What happens when an older adult needs more help and care? Sometimes we bring help into the home, sometimes we move the elder in with family and sometimes the individual is placed in a residential setting, likely either an assisted living or nursing home. The decision is based on a variety of factors unique to the person and they include health needs, mobility, cognitive function, financial constraints and more.
For those of us who are devoted to the world of older adult care, we often think about, and talk about, the best ways in which to deliver services and support. Our focus has shifted from the medical model of treating a “diagnosis” to a more holistic model, recognizing that we are not working with a homogenous group of “the aged,” but rather with a diverse group of individuals. Each elder, regardless of age or disability, must be seen as an individual with needs, preferences, choices and rights. Our goal is not just to “take care of” people but to enhance quality of life.
As a result of this understanding and commitment, we see organizations changing their models, changing their physical plants and re-tooling the roles of staff. Our approach has been to embrace The Green House model which is based on creating “small homes” with consistent staffing by multi-skilled workers. I describe it as a setting that looks and feels like an extended family, with a variety of people who are all connected and supporting one another.

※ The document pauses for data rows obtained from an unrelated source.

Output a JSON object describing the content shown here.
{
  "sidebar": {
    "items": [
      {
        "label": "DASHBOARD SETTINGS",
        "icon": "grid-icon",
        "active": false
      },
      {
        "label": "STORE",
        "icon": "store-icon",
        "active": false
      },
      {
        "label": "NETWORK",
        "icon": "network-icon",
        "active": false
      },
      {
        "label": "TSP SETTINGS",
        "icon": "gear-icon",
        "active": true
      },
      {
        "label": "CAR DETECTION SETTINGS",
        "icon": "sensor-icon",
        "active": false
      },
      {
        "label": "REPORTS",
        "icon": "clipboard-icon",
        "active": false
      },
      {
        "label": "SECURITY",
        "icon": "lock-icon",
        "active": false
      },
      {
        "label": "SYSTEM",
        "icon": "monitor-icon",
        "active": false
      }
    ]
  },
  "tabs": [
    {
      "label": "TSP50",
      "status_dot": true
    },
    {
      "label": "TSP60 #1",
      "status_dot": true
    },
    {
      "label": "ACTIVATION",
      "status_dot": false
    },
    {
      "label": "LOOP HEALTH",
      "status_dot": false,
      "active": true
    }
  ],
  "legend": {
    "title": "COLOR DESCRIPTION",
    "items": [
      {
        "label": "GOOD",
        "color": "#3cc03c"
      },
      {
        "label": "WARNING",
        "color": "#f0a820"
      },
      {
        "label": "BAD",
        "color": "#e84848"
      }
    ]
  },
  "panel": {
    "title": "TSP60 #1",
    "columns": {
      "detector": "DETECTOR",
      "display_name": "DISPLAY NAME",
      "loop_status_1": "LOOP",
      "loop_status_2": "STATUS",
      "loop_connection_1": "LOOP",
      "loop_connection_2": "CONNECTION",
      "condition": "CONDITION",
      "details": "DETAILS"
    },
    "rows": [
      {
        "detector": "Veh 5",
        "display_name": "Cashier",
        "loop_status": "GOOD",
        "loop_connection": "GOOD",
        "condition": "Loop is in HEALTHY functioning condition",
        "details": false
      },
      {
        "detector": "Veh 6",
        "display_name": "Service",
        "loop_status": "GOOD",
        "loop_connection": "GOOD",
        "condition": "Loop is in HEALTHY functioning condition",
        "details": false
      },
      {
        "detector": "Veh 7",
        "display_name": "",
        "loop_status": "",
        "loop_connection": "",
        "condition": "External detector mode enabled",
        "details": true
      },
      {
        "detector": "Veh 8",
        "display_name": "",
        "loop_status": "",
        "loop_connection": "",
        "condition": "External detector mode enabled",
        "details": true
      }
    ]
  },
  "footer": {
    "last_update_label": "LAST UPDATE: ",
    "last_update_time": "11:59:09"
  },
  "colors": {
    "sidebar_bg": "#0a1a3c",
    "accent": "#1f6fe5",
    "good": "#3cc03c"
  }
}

Green House’s three core values provide the underpinning for this structure and philosophy. These values are real home, meaningful life and empowered staff. They sound like simple words and phrases but they are not. Real home is far different than the “homelike” setting others talk about. This is the elder’s home, they make their own choices and they have control over their own lives. Meaningful life is a recognition that everyone, regardless of age or stage, still wants to have purpose and our role is to enhance the ability of each person to live a purposeful life. And empowered staff means that each member of the team is accountable for the elders they care for and for the team with which they work.
While we prepare for the renovations to begin in our Green House homes, we’ve toured others and had an opportunity to see, first hand, how they function and how the elders and the staff interact. Each time we’ve done this we’ve all had many learnings to take away and to share.
Our most recent tour led me to an “ah ha” moment that I hadn’t had before. Each Green House home has a kitchen that is used to cook the meals for that household. Despite some more commercial level appliances, the kitchen looks like the kitchen in anyone’s home. And the elders have access to the kitchen. They may not always choose to use it, or have the ability to use it, but it is there for them.
It made me think about what an important symbol the kitchen, and access to the kitchen, is for all of us. In our house, the kitchen is where so much takes place. Family gathers there, we entertain friends there, we prepare meals and spend time connecting over those meals. But more than that, it is a place where we have access and choice. If you want to make a cup of coffee, you do it. If you want to grab a snack, it is there for you. When we put older adults in a setting where they have no direct choice or access, when they have to ask someone for everything from a glass of water to a mid-afternoon cookie, we begin to erode both their independence and their sense of independence.
Sitting in a dining room waiting to be served feels like a hotel and not a home. Taking away the spontaneity of deciding that you want a cup of tea—or several—just because you feel like it, changes your sense of self and autonomy as well as diminishes your ability for self-care.
As we often say, aging is inevitable. Our bodies change, our lives change, our circumstances change. But supporting aging must be about “mind, body and spirit.” And that, to me, means real life as well as real choices and the opportunity to exercise those choices. Maybe that starts in the humblest of places—maybe it starts in the kitchen.